How to complete this task:
Reproduce the complete set of records exactly. No picture is to appear in the copy.

Extracted data:

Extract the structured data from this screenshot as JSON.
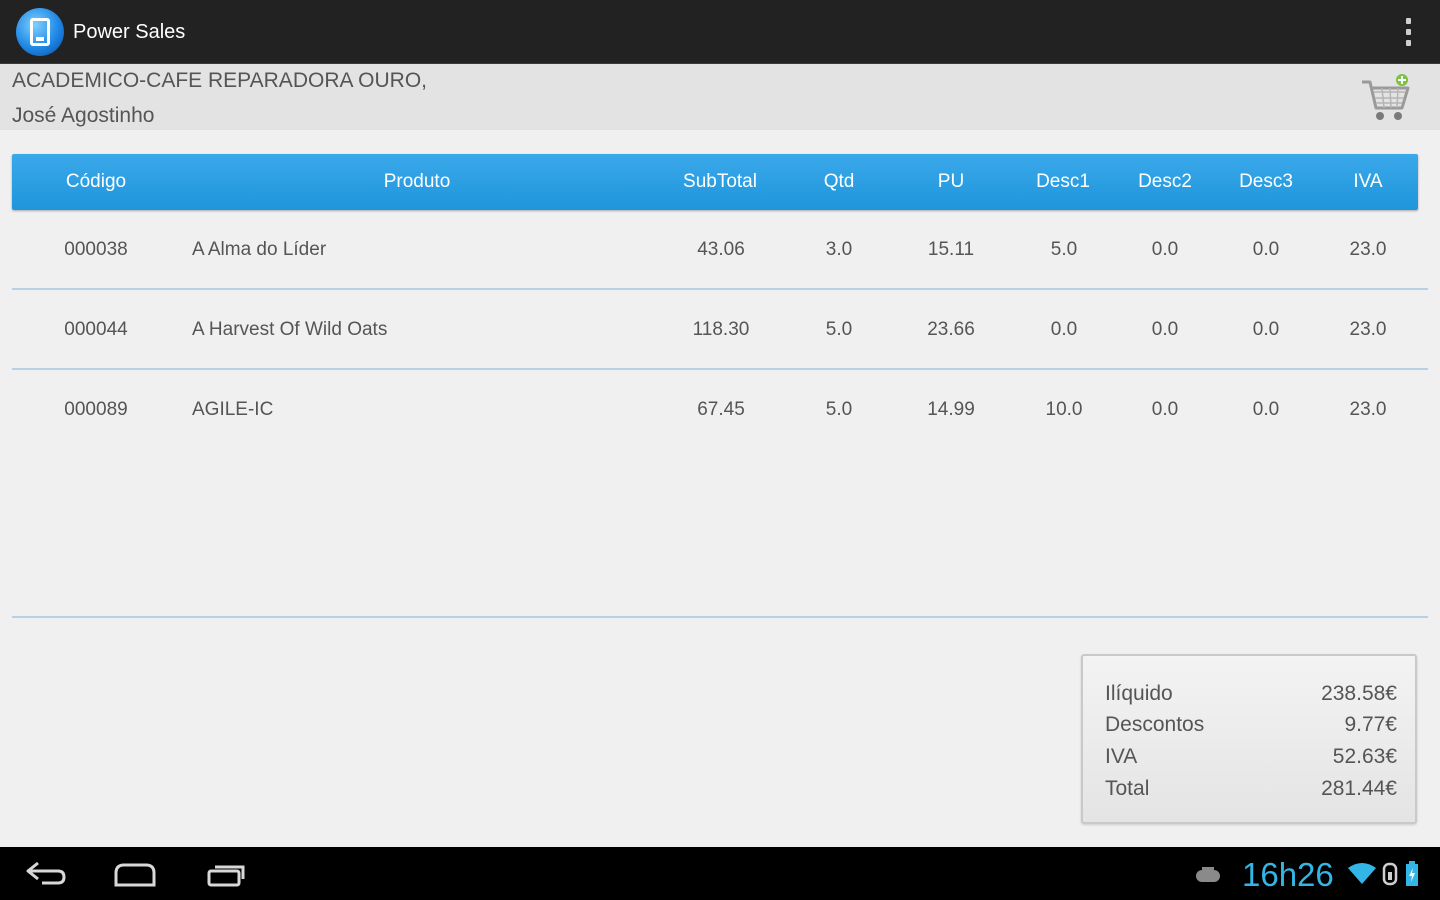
{
  "app": {
    "title": "Power Sales"
  },
  "customer": {
    "name": "ACADEMICO-CAFE REPARADORA OURO,",
    "contact": "José Agostinho"
  },
  "table": {
    "headers": {
      "codigo": "Código",
      "produto": "Produto",
      "subtotal": "SubTotal",
      "qtd": "Qtd",
      "pu": "PU",
      "desc1": "Desc1",
      "desc2": "Desc2",
      "desc3": "Desc3",
      "iva": "IVA"
    },
    "rows": [
      {
        "codigo": "000038",
        "produto": "A Alma do Líder",
        "subtotal": "43.06",
        "qtd": "3.0",
        "pu": "15.11",
        "desc1": "5.0",
        "desc2": "0.0",
        "desc3": "0.0",
        "iva": "23.0"
      },
      {
        "codigo": "000044",
        "produto": "A Harvest Of Wild Oats",
        "subtotal": "118.30",
        "qtd": "5.0",
        "pu": "23.66",
        "desc1": "0.0",
        "desc2": "0.0",
        "desc3": "0.0",
        "iva": "23.0"
      },
      {
        "codigo": "000089",
        "produto": "AGILE-IC",
        "subtotal": "67.45",
        "qtd": "5.0",
        "pu": "14.99",
        "desc1": "10.0",
        "desc2": "0.0",
        "desc3": "0.0",
        "iva": "23.0"
      }
    ]
  },
  "totals": {
    "iliquido_label": "Ilíquido",
    "iliquido_value": "238.58€",
    "descontos_label": "Descontos",
    "descontos_value": "9.77€",
    "iva_label": "IVA",
    "iva_value": "52.63€",
    "total_label": "Total",
    "total_value": "281.44€"
  },
  "status_bar": {
    "clock": "16h26"
  },
  "colors": {
    "accent": "#33b5e5",
    "header_blue": "#1f95db"
  }
}
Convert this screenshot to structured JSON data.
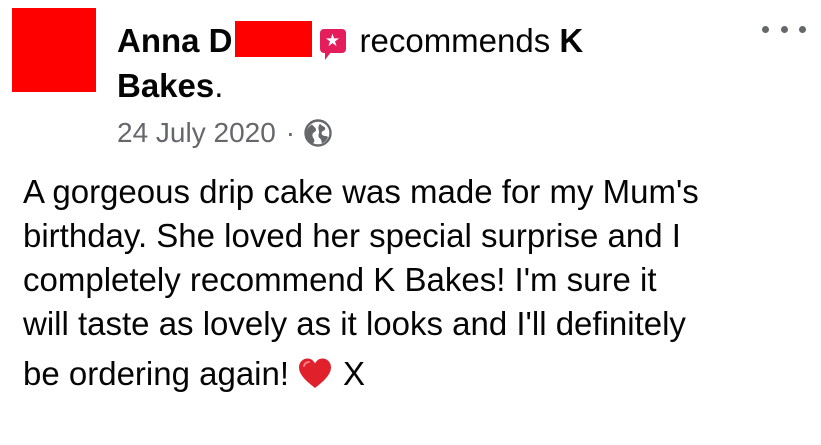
{
  "post": {
    "author_first": "Anna D",
    "recommend_icon": "recommend-star-icon",
    "recommend_glyph": "★",
    "verb": "recommends",
    "page_name_line1": "K",
    "page_name_line2": "Bakes",
    "period": ".",
    "date": "24 July 2020",
    "separator": "·",
    "privacy_icon": "globe-icon",
    "more_icon": "more-options-icon",
    "body_lines": [
      "A gorgeous drip cake was made for my Mum's",
      "birthday. She loved her special surprise and I",
      "completely recommend K Bakes! I'm sure it",
      "will taste as lovely as it looks and I'll definitely",
      "be ordering again!"
    ],
    "emoji_icon": "red-heart-icon",
    "sign_off": "X"
  },
  "colors": {
    "redaction": "#ff0000",
    "recommend_badge": "#e41e5c",
    "secondary_text": "#65676b",
    "primary_text": "#050505"
  }
}
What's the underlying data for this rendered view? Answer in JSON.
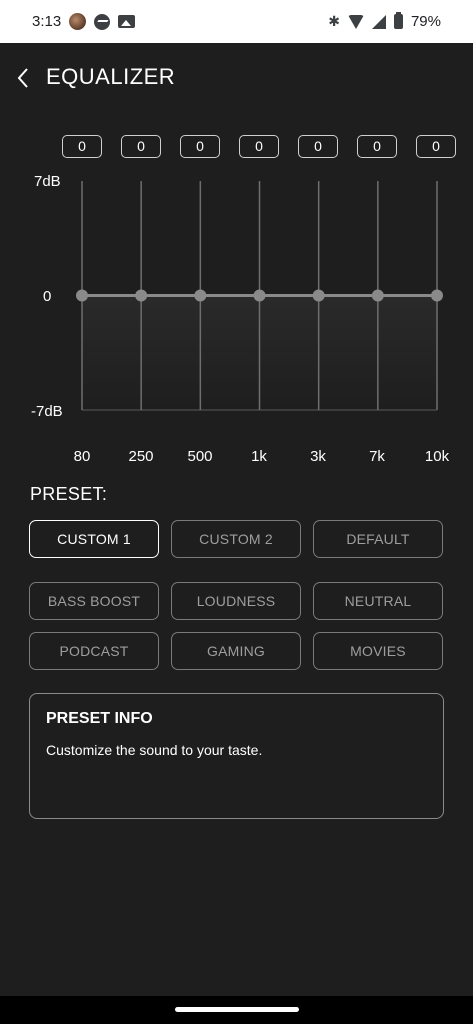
{
  "status_bar": {
    "time": "3:13",
    "battery": "79%",
    "icons": [
      "avatar-icon",
      "messenger-icon",
      "photos-icon",
      "bluetooth-icon",
      "wifi-icon",
      "signal-icon",
      "battery-icon"
    ]
  },
  "header": {
    "title": "EQUALIZER"
  },
  "equalizer": {
    "y_max_label": "7dB",
    "y_mid_label": "0",
    "y_min_label": "-7dB",
    "y_range_db": [
      -7,
      7
    ],
    "bands": [
      {
        "freq": "80",
        "value": "0"
      },
      {
        "freq": "250",
        "value": "0"
      },
      {
        "freq": "500",
        "value": "0"
      },
      {
        "freq": "1k",
        "value": "0"
      },
      {
        "freq": "3k",
        "value": "0"
      },
      {
        "freq": "7k",
        "value": "0"
      },
      {
        "freq": "10k",
        "value": "0"
      }
    ]
  },
  "presets": {
    "heading": "PRESET:",
    "items": [
      {
        "label": "CUSTOM 1",
        "active": true
      },
      {
        "label": "CUSTOM 2",
        "active": false
      },
      {
        "label": "DEFAULT",
        "active": false
      },
      {
        "label": "BASS BOOST",
        "active": false
      },
      {
        "label": "LOUDNESS",
        "active": false
      },
      {
        "label": "NEUTRAL",
        "active": false
      },
      {
        "label": "PODCAST",
        "active": false
      },
      {
        "label": "GAMING",
        "active": false
      },
      {
        "label": "MOVIES",
        "active": false
      }
    ]
  },
  "preset_info": {
    "title": "PRESET INFO",
    "text": "Customize the sound to your taste."
  },
  "colors": {
    "background": "#1e1e1e",
    "active_border": "#ffffff",
    "inactive_border": "#7a7a7a",
    "handle": "#8a8a8a"
  }
}
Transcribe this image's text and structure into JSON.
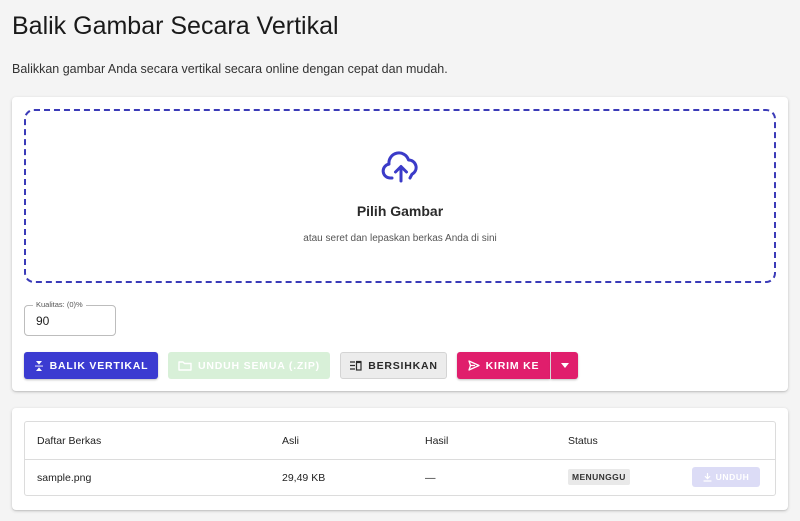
{
  "header": {
    "title": "Balik Gambar Secara Vertikal",
    "description": "Balikkan gambar Anda secara vertikal secara online dengan cepat dan mudah."
  },
  "dropzone": {
    "icon": "cloud-upload-icon",
    "title": "Pilih Gambar",
    "hint": "atau seret dan lepaskan berkas Anda di sini"
  },
  "quality": {
    "label": "Kualitas: (0)%",
    "value": "90"
  },
  "toolbar": {
    "flip_label": "BALIK VERTIKAL",
    "zip_label": "UNDUH SEMUA (.ZIP)",
    "clear_label": "BERSIHKAN",
    "send_label": "KIRIM KE"
  },
  "colors": {
    "primary": "#3b3bd1",
    "dropzone_border": "#3b3bb8",
    "send_accent": "#e01e6c",
    "zip_disabled": "#d8f0d8"
  },
  "files_table": {
    "headers": [
      "Daftar Berkas",
      "Asli",
      "Hasil",
      "Status"
    ],
    "rows": [
      {
        "name": "sample.png",
        "original": "29,49 KB",
        "result": "—",
        "status": "MENUNGGU",
        "action": "UNDUH"
      }
    ]
  }
}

Result:
Extract the structured data from this screenshot as JSON.
{
  "app": {
    "title": "Power Sales"
  },
  "customer": {
    "name": "ACADEMICO-CAFE REPARADORA OURO,",
    "contact": "José Agostinho"
  },
  "table": {
    "headers": {
      "codigo": "Código",
      "produto": "Produto",
      "subtotal": "SubTotal",
      "qtd": "Qtd",
      "pu": "PU",
      "desc1": "Desc1",
      "desc2": "Desc2",
      "desc3": "Desc3",
      "iva": "IVA"
    },
    "rows": [
      {
        "codigo": "000038",
        "produto": "A Alma do Líder",
        "subtotal": "43.06",
        "qtd": "3.0",
        "pu": "15.11",
        "desc1": "5.0",
        "desc2": "0.0",
        "desc3": "0.0",
        "iva": "23.0"
      },
      {
        "codigo": "000044",
        "produto": "A Harvest Of Wild Oats",
        "subtotal": "118.30",
        "qtd": "5.0",
        "pu": "23.66",
        "desc1": "0.0",
        "desc2": "0.0",
        "desc3": "0.0",
        "iva": "23.0"
      },
      {
        "codigo": "000089",
        "produto": "AGILE-IC",
        "subtotal": "67.45",
        "qtd": "5.0",
        "pu": "14.99",
        "desc1": "10.0",
        "desc2": "0.0",
        "desc3": "0.0",
        "iva": "23.0"
      }
    ]
  },
  "totals": {
    "iliquido_label": "Ilíquido",
    "iliquido_value": "238.58€",
    "descontos_label": "Descontos",
    "descontos_value": "9.77€",
    "iva_label": "IVA",
    "iva_value": "52.63€",
    "total_label": "Total",
    "total_value": "281.44€"
  },
  "status_bar": {
    "clock": "16h26"
  },
  "colors": {
    "accent": "#33b5e5",
    "header_blue": "#1f95db"
  }
}
Convert this screenshot to structured JSON data.
{
  "post": {
    "author_first": "Anna D",
    "recommend_icon": "recommend-star-icon",
    "recommend_glyph": "★",
    "verb": "recommends",
    "page_name_line1": "K",
    "page_name_line2": "Bakes",
    "period": ".",
    "date": "24 July 2020",
    "separator": "·",
    "privacy_icon": "globe-icon",
    "more_icon": "more-options-icon",
    "body_lines": [
      "A gorgeous drip cake was made for my Mum's",
      "birthday. She loved her special surprise and I",
      "completely recommend K Bakes! I'm sure it",
      "will taste as lovely as it looks and I'll definitely",
      "be ordering again!"
    ],
    "emoji_icon": "red-heart-icon",
    "sign_off": "X"
  },
  "colors": {
    "redaction": "#ff0000",
    "recommend_badge": "#e41e5c",
    "secondary_text": "#65676b",
    "primary_text": "#050505"
  }
}
What's the underlying data for this rendered view? Answer in JSON.
{
  "status_bar": {
    "time": "3:13",
    "battery": "79%",
    "icons": [
      "avatar-icon",
      "messenger-icon",
      "photos-icon",
      "bluetooth-icon",
      "wifi-icon",
      "signal-icon",
      "battery-icon"
    ]
  },
  "header": {
    "title": "EQUALIZER"
  },
  "equalizer": {
    "y_max_label": "7dB",
    "y_mid_label": "0",
    "y_min_label": "-7dB",
    "y_range_db": [
      -7,
      7
    ],
    "bands": [
      {
        "freq": "80",
        "value": "0"
      },
      {
        "freq": "250",
        "value": "0"
      },
      {
        "freq": "500",
        "value": "0"
      },
      {
        "freq": "1k",
        "value": "0"
      },
      {
        "freq": "3k",
        "value": "0"
      },
      {
        "freq": "7k",
        "value": "0"
      },
      {
        "freq": "10k",
        "value": "0"
      }
    ]
  },
  "presets": {
    "heading": "PRESET:",
    "items": [
      {
        "label": "CUSTOM 1",
        "active": true
      },
      {
        "label": "CUSTOM 2",
        "active": false
      },
      {
        "label": "DEFAULT",
        "active": false
      },
      {
        "label": "BASS BOOST",
        "active": false
      },
      {
        "label": "LOUDNESS",
        "active": false
      },
      {
        "label": "NEUTRAL",
        "active": false
      },
      {
        "label": "PODCAST",
        "active": false
      },
      {
        "label": "GAMING",
        "active": false
      },
      {
        "label": "MOVIES",
        "active": false
      }
    ]
  },
  "preset_info": {
    "title": "PRESET INFO",
    "text": "Customize the sound to your taste."
  },
  "colors": {
    "background": "#1e1e1e",
    "active_border": "#ffffff",
    "inactive_border": "#7a7a7a",
    "handle": "#8a8a8a"
  }
}
Transcribe this image's text and structure into JSON.
{
  "header": {
    "title": "Balik Gambar Secara Vertikal",
    "description": "Balikkan gambar Anda secara vertikal secara online dengan cepat dan mudah."
  },
  "dropzone": {
    "icon": "cloud-upload-icon",
    "title": "Pilih Gambar",
    "hint": "atau seret dan lepaskan berkas Anda di sini"
  },
  "quality": {
    "label": "Kualitas: (0)%",
    "value": "90"
  },
  "toolbar": {
    "flip_label": "BALIK VERTIKAL",
    "zip_label": "UNDUH SEMUA (.ZIP)",
    "clear_label": "BERSIHKAN",
    "send_label": "KIRIM KE"
  },
  "colors": {
    "primary": "#3b3bd1",
    "dropzone_border": "#3b3bb8",
    "send_accent": "#e01e6c",
    "zip_disabled": "#d8f0d8"
  },
  "files_table": {
    "headers": [
      "Daftar Berkas",
      "Asli",
      "Hasil",
      "Status"
    ],
    "rows": [
      {
        "name": "sample.png",
        "original": "29,49 KB",
        "result": "—",
        "status": "MENUNGGU",
        "action": "UNDUH"
      }
    ]
  }
}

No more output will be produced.